Researchers and historians wanting to know more about civic service and volunteerism in America will soon be able to turn to new archives at IUPUI.
The National Service Archives, a collection within the Ruth Lilly Special Collections and Archives at University Library, will be filled with documents not available elsewhere that tell the stories of civic service and volunteerism in America.
Items include documents from the Corporation for National and Community Service; papers from leaders like Sen. Harris Wofford, who helped create the Peace Corps and AmeriCorps; and stories and documents from volunteers themselves.
"It will be the one and only place to find materials like these," said Leslie Lenkowsky, a former chief executive officer for the Corporation for National Community Service and an IU professor emeritus. His papers will also be part of the collection.
To mark the creation of the collection, a panel discussion about Indiana University's history of community service will take place at 1:30 p.m. Sept. 27 at University Library. The event -- which is part of the ongoing 200 Festival, the official kick-off to IU’s year-long Bicentennial celebration -- is open to the public, but an RSVP is required.
The panel will include Lenkowsky, IU President Emeritus Thomas Ehrlich, former CEO and co-founder of Service Year Alliance Shirley Sagawa, and IU and AmeriCorps alumna Kathy Souchet-Downey, who is the immigration and grants liaison for Rep. Andre Carson.
Former Indianapolis mayor Stephen Goldsmith, also a former board chair of the Corporation for National and Community Service, will moderate, and IU President Michael A. McRobbie and IUPUI Chancellor Nasser H. Paydar will make remarks.
Following the panel, 20 new members of AmeriCorps will take the oath of service and start their work with Public Allies -- another famous service organization that counts Michelle Obama as one of its former directors in Chicago -- in Indianapolis.
The archives' creation and the panel discussion also tie into the university's Bicentennial celebrations, which Lenkowsky said came together nicely because of IU's long history of community service.
While University Library has long had a philanthropic studies archive, the idea for a broader archive started with Ehrlich, who was one of the people who approached Lenkowsky with the idea.
"Nobody thought about creating an archive before this, but now that AmeriCorps is a mature program with more than a million people who've served and that has a presence in American life, there is a lot of scholarly interest," he said, noting that this year is the program's 25th anniversary.
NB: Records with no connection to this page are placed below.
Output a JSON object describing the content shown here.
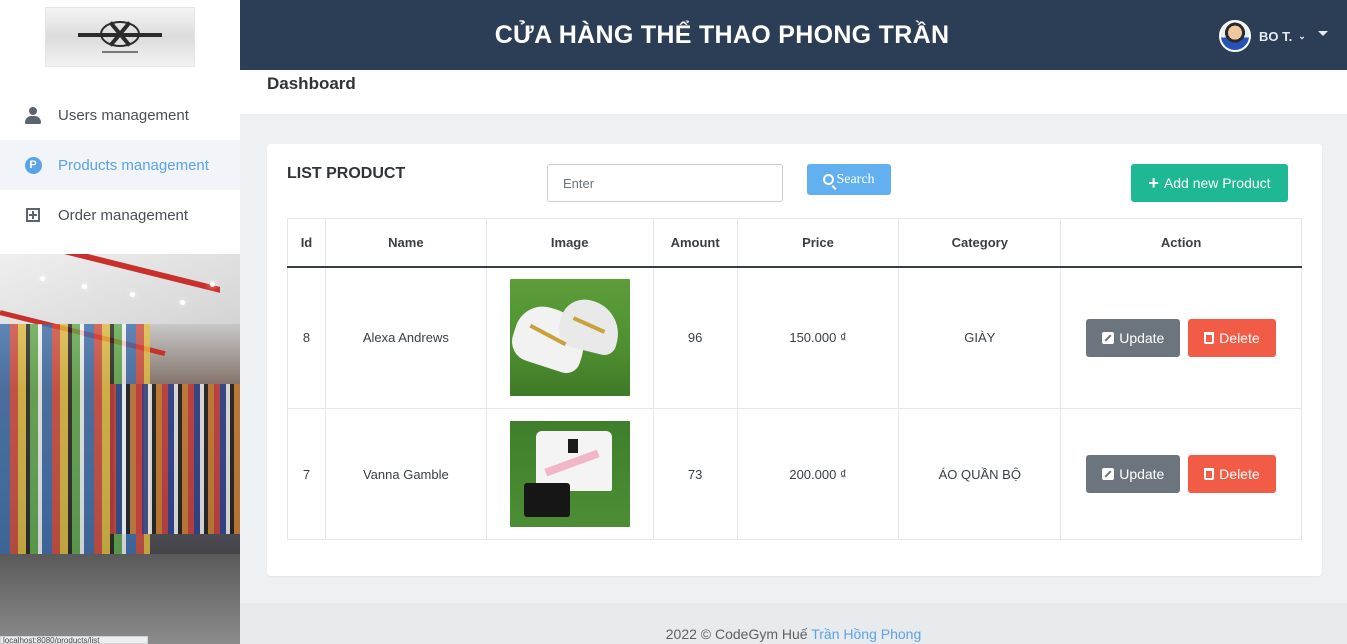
{
  "header": {
    "title": "CỬA HÀNG THỂ THAO PHONG TRẦN",
    "user_name": "BO T.",
    "user_chevron": "⌄"
  },
  "sidebar": {
    "items": [
      {
        "label": "Users management",
        "icon": "user-icon",
        "active": false
      },
      {
        "label": "Products management",
        "icon": "products-icon",
        "active": true
      },
      {
        "label": "Order management",
        "icon": "order-icon",
        "active": false
      }
    ],
    "status_url": "localhost:8080/products/list"
  },
  "page": {
    "heading": "Dashboard"
  },
  "product_list": {
    "title": "LIST PRODUCT",
    "search_placeholder": "Enter",
    "search_label": "Search",
    "add_label": "Add new Product",
    "columns": [
      "Id",
      "Name",
      "Image",
      "Amount",
      "Price",
      "Category",
      "Action"
    ],
    "rows": [
      {
        "id": "8",
        "name": "Alexa Andrews",
        "image": "white-football-boots",
        "amount": "96",
        "price": "150.000 ₫",
        "category": "GIÀY",
        "update_label": "Update",
        "delete_label": "Delete"
      },
      {
        "id": "7",
        "name": "Vanna Gamble",
        "image": "psg-white-kit",
        "amount": "73",
        "price": "200.000 ₫",
        "category": "ÁO QUẦN BỘ",
        "update_label": "Update",
        "delete_label": "Delete"
      }
    ]
  },
  "footer": {
    "text": "2022 © CodeGym Huế",
    "author": "Trần Hồng Phong"
  },
  "colors": {
    "header_bg": "#2c3e56",
    "active_nav": "#5aa3e6",
    "search_btn": "#62b0f0",
    "add_btn": "#1fb894",
    "update_btn": "#6c757d",
    "delete_btn": "#f25c47"
  }
}
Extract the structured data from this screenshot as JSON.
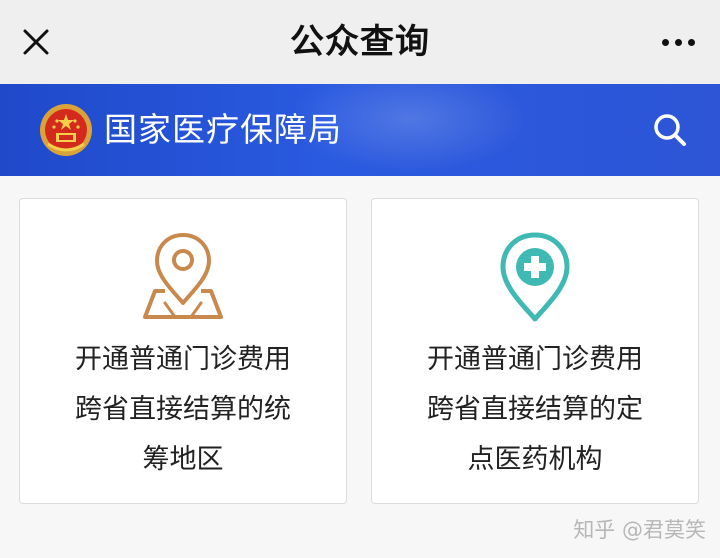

Lenkowsky added that there is a lot of discussion about a loss of community and polarization in the country, and civic service and volunteering is one way to combat that. And the archives will be a place to learn the lessons of what worked and what didn't in the past.
In addition to the documents and items already gathered for the collection, the hope is that other organizations sponsoring national service will donate to it so it can continue to build out with documents, photographs and oral histories.
Like other service organizations, AmeriCorps has come a long way, and there are all kinds of documents to show that path, Lenkowsky said.
"The good news is that 1 million have served, 5,000 organizations have been created, and the footprint is there," he said. "The bad news is, there could always be more."